Assignment: Everything in the records below except the pictures must be written out exactly.

Data records:
********************

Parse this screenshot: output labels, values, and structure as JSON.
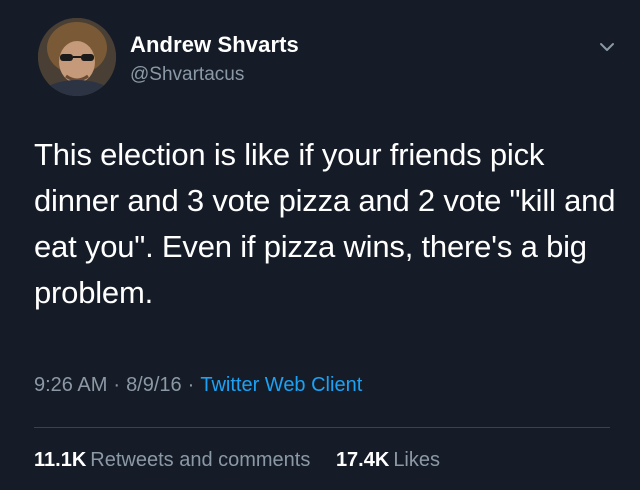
{
  "author": {
    "display_name": "Andrew Shvarts",
    "handle": "@Shvartacus",
    "avatar_icon": "profile-photo"
  },
  "tweet": {
    "text": "This election is like if your friends pick dinner and 3 vote pizza and 2 vote \"kill and eat you\". Even if pizza wins, there's a big problem."
  },
  "meta": {
    "time": "9:26 AM",
    "separator": "·",
    "date": "8/9/16",
    "source": "Twitter Web Client"
  },
  "stats": {
    "retweets_count": "11.1K",
    "retweets_label": "Retweets and comments",
    "likes_count": "17.4K",
    "likes_label": "Likes"
  },
  "colors": {
    "background": "#151c28",
    "primary_text": "#ffffff",
    "secondary_text": "#8b98a5",
    "link": "#1da1f2",
    "divider": "#38444d"
  },
  "icons": {
    "menu": "chevron-down-icon"
  }
}
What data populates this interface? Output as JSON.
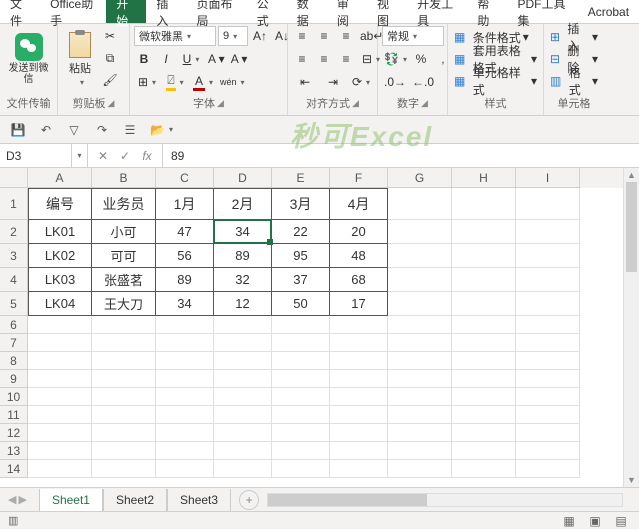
{
  "menu": {
    "items": [
      "文件",
      "Office助手",
      "开始",
      "插入",
      "页面布局",
      "公式",
      "数据",
      "审阅",
      "视图",
      "开发工具",
      "帮助",
      "PDF工具集",
      "Acrobat"
    ],
    "active_index": 2
  },
  "ribbon": {
    "group1": {
      "send_wechat": "发送到微信",
      "label": "文件传输"
    },
    "clipboard": {
      "paste": "粘贴",
      "label": "剪贴板"
    },
    "font": {
      "name": "微软雅黑",
      "size": "9",
      "bold": "B",
      "italic": "I",
      "underline": "U",
      "border": "⊞",
      "fill": "A",
      "color": "A",
      "ruby": "wén",
      "label": "字体"
    },
    "align": {
      "label": "对齐方式"
    },
    "number": {
      "format": "常规",
      "label": "数字"
    },
    "styles": {
      "cond": "条件格式",
      "table": "套用表格格式",
      "cell": "单元格样式",
      "label": "样式"
    },
    "cells": {
      "insert": "插入",
      "delete": "删除",
      "format": "格式",
      "label": "单元格"
    }
  },
  "qat": {
    "items": [
      "save",
      "undo",
      "redo",
      "filter",
      "refresh",
      "open"
    ]
  },
  "formula": {
    "cell_ref": "D3",
    "value": "89"
  },
  "grid": {
    "cols": [
      "A",
      "B",
      "C",
      "D",
      "E",
      "F",
      "G",
      "H",
      "I"
    ],
    "rows_visible": 14,
    "headers": [
      "编号",
      "业务员",
      "1月",
      "2月",
      "3月",
      "4月"
    ],
    "data": [
      [
        "LK01",
        "小可",
        "47",
        "34",
        "22",
        "20"
      ],
      [
        "LK02",
        "可可",
        "56",
        "89",
        "95",
        "48"
      ],
      [
        "LK03",
        "张盛茗",
        "89",
        "32",
        "37",
        "68"
      ],
      [
        "LK04",
        "王大刀",
        "34",
        "12",
        "50",
        "17"
      ]
    ]
  },
  "sheets": {
    "tabs": [
      "Sheet1",
      "Sheet2",
      "Sheet3"
    ],
    "active": 0
  },
  "watermark": "秒可Excel",
  "chart_data": {
    "type": "table",
    "title": "",
    "columns": [
      "编号",
      "业务员",
      "1月",
      "2月",
      "3月",
      "4月"
    ],
    "rows": [
      {
        "编号": "LK01",
        "业务员": "小可",
        "1月": 47,
        "2月": 34,
        "3月": 22,
        "4月": 20
      },
      {
        "编号": "LK02",
        "业务员": "可可",
        "1月": 56,
        "2月": 89,
        "3月": 95,
        "4月": 48
      },
      {
        "编号": "LK03",
        "业务员": "张盛茗",
        "1月": 89,
        "2月": 32,
        "3月": 37,
        "4月": 68
      },
      {
        "编号": "LK04",
        "业务员": "王大刀",
        "1月": 34,
        "2月": 12,
        "3月": 50,
        "4月": 17
      }
    ]
  }
}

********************

Written solution:
Parse this screenshot: output labels, values, and structure as JSON.
{
  "author": {
    "display_name": "Andrew Shvarts",
    "handle": "@Shvartacus",
    "avatar_icon": "profile-photo"
  },
  "tweet": {
    "text": "This election is like if your friends pick dinner and 3 vote pizza and 2 vote \"kill and eat you\". Even if pizza wins, there's a big problem."
  },
  "meta": {
    "time": "9:26 AM",
    "separator": "·",
    "date": "8/9/16",
    "source": "Twitter Web Client"
  },
  "stats": {
    "retweets_count": "11.1K",
    "retweets_label": "Retweets and comments",
    "likes_count": "17.4K",
    "likes_label": "Likes"
  },
  "colors": {
    "background": "#151c28",
    "primary_text": "#ffffff",
    "secondary_text": "#8b98a5",
    "link": "#1da1f2",
    "divider": "#38444d"
  },
  "icons": {
    "menu": "chevron-down-icon"
  }
}
What data populates this interface? Output as JSON.
{
  "menu": {
    "items": [
      "文件",
      "Office助手",
      "开始",
      "插入",
      "页面布局",
      "公式",
      "数据",
      "审阅",
      "视图",
      "开发工具",
      "帮助",
      "PDF工具集",
      "Acrobat"
    ],
    "active_index": 2
  },
  "ribbon": {
    "group1": {
      "send_wechat": "发送到微信",
      "label": "文件传输"
    },
    "clipboard": {
      "paste": "粘贴",
      "label": "剪贴板"
    },
    "font": {
      "name": "微软雅黑",
      "size": "9",
      "bold": "B",
      "italic": "I",
      "underline": "U",
      "border": "⊞",
      "fill": "A",
      "color": "A",
      "ruby": "wén",
      "label": "字体"
    },
    "align": {
      "label": "对齐方式"
    },
    "number": {
      "format": "常规",
      "label": "数字"
    },
    "styles": {
      "cond": "条件格式",
      "table": "套用表格格式",
      "cell": "单元格样式",
      "label": "样式"
    },
    "cells": {
      "insert": "插入",
      "delete": "删除",
      "format": "格式",
      "label": "单元格"
    }
  },
  "qat": {
    "items": [
      "save",
      "undo",
      "redo",
      "filter",
      "refresh",
      "open"
    ]
  },
  "formula": {
    "cell_ref": "D3",
    "value": "89"
  },
  "grid": {
    "cols": [
      "A",
      "B",
      "C",
      "D",
      "E",
      "F",
      "G",
      "H",
      "I"
    ],
    "rows_visible": 14,
    "headers": [
      "编号",
      "业务员",
      "1月",
      "2月",
      "3月",
      "4月"
    ],
    "data": [
      [
        "LK01",
        "小可",
        "47",
        "34",
        "22",
        "20"
      ],
      [
        "LK02",
        "可可",
        "56",
        "89",
        "95",
        "48"
      ],
      [
        "LK03",
        "张盛茗",
        "89",
        "32",
        "37",
        "68"
      ],
      [
        "LK04",
        "王大刀",
        "34",
        "12",
        "50",
        "17"
      ]
    ]
  },
  "sheets": {
    "tabs": [
      "Sheet1",
      "Sheet2",
      "Sheet3"
    ],
    "active": 0
  },
  "watermark": "秒可Excel",
  "chart_data": {
    "type": "table",
    "title": "",
    "columns": [
      "编号",
      "业务员",
      "1月",
      "2月",
      "3月",
      "4月"
    ],
    "rows": [
      {
        "编号": "LK01",
        "业务员": "小可",
        "1月": 47,
        "2月": 34,
        "3月": 22,
        "4月": 20
      },
      {
        "编号": "LK02",
        "业务员": "可可",
        "1月": 56,
        "2月": 89,
        "3月": 95,
        "4月": 48
      },
      {
        "编号": "LK03",
        "业务员": "张盛茗",
        "1月": 89,
        "2月": 32,
        "3月": 37,
        "4月": 68
      },
      {
        "编号": "LK04",
        "业务员": "王大刀",
        "1月": 34,
        "2月": 12,
        "3月": 50,
        "4月": 17
      }
    ]
  }
}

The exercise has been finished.